Student Assistant, First Stop Portland
At First Stop Portland, we’re an ambitious group. We facilitate peer-to-peer exchanges about best practices between Portland's experts and leaders the world over. We promote Portland State University as a leader in the global conversation about sustainability. We help cities achieve their goals by sharing lessons from Portland, our successes and our failures.
Since our ultimate goal is successful knowledge exchange, it is particularly rewarding when a group asks us to host a hands-on, working and planning experience for them, in which the Portland model can be influential and the fruits of the exchange are tangible and immediate. This week we were afforded just such an opportunity as we facilitated a design charrette for alternative transportation leaders from St. Louis, MO, heading into the final phases of a major bike route expansion project.
Local experts from the Bicycle Transportation Alliance (BTA) and the City of Portland met with a visiting bicycle path task-force from St. Louis, MO, to share lessons learned from Portland’s last 30 years of shared-use path development. The coalition working on the paths included government officials, volunteer community members, as well as representatives from Trailnet, St. Louis’ premiere organization promoting regional healthy, active living through multi-modal transportation development. Also adding to the conversation were Portland State students from our Urban and Regional Planning programs, interested in regional planning and sharing their citizen cyclist experiences.

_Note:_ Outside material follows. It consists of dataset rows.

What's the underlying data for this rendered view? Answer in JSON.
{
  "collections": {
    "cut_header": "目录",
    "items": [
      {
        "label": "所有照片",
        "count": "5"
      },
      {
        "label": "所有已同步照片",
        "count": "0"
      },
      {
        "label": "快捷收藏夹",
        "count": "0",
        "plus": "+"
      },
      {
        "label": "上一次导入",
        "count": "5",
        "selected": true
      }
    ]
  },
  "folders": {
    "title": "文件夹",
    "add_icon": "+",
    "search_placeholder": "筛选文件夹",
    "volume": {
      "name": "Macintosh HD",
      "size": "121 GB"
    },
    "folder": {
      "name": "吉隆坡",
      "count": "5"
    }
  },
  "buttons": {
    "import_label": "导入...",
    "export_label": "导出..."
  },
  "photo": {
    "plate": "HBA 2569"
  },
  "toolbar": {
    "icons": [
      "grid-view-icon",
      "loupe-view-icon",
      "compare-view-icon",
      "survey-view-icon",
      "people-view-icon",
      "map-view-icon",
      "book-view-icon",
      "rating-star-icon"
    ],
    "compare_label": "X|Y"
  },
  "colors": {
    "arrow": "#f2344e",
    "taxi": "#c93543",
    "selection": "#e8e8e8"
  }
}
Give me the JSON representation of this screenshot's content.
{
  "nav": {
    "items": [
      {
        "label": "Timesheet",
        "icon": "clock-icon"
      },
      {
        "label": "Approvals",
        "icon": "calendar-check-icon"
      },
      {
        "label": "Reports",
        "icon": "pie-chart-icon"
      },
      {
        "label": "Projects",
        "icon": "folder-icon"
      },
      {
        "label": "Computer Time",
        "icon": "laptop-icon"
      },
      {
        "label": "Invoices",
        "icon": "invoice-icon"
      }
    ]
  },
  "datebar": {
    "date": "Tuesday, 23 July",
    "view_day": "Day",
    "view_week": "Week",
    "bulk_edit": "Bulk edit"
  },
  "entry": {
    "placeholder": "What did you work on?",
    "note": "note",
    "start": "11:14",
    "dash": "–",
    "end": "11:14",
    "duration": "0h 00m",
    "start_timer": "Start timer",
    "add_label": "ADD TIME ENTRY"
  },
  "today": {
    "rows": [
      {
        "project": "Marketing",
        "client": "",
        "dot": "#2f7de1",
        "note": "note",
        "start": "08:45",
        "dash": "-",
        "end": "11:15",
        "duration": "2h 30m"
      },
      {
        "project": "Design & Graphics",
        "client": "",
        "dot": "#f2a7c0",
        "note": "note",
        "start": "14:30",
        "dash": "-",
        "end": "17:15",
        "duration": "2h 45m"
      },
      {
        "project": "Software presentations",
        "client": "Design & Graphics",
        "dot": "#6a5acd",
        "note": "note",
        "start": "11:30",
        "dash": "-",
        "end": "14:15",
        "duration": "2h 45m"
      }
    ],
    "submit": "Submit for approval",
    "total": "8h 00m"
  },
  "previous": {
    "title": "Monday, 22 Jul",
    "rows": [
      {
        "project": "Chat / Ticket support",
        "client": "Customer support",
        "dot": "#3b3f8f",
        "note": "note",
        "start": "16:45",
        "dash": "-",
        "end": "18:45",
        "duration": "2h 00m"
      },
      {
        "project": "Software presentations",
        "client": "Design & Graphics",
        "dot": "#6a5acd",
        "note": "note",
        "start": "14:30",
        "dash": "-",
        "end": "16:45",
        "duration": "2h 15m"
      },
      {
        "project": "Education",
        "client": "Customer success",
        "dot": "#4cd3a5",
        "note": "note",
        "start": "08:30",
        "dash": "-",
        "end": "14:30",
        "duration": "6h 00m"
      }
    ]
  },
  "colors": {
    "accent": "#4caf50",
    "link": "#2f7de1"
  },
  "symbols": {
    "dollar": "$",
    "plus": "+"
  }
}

To begin, Jennifer Allen, Director of Strategic Initiatives at Trailnet, gave an overview of St. Louis – its strengths and challenges as a city and site for community integration through sustainable transportation. She explained that, while St. Louis is much smaller than Portland with a population that fluctuates less predictably, it is comparable in its high rates of civic engagement thanks to its “little big town” feel. With three of their 28 aldermen present at the event, the engagement around transportation options was palpably clear. Jennifer also noted that in St. Louis, “...we are willing to tax ourselves for great amenities,” meaning that funding for public works is not prohibitively difficult to come by.
|Jennifer Allen, Trailnet, explains development, density |
and population fluctuation in St. Louis.
|Portland and St. Louis experts, PSU students and First Stop staff |
collaborate, dream and design.
|Roger Geller listens and responds to a community liaison explaining |
the challenges of engaging ridership in their neighborhood.
|Gerik Kransky, BTA, explains best practices in|
|Rob Sadowsky, BTA, offers reflective concepts to consider|
from the 10,000ft view when planning and placing bicycle infrastructure.
|First Stop connecting local leaders, the university and students|
like myself to build a more robust brain trust.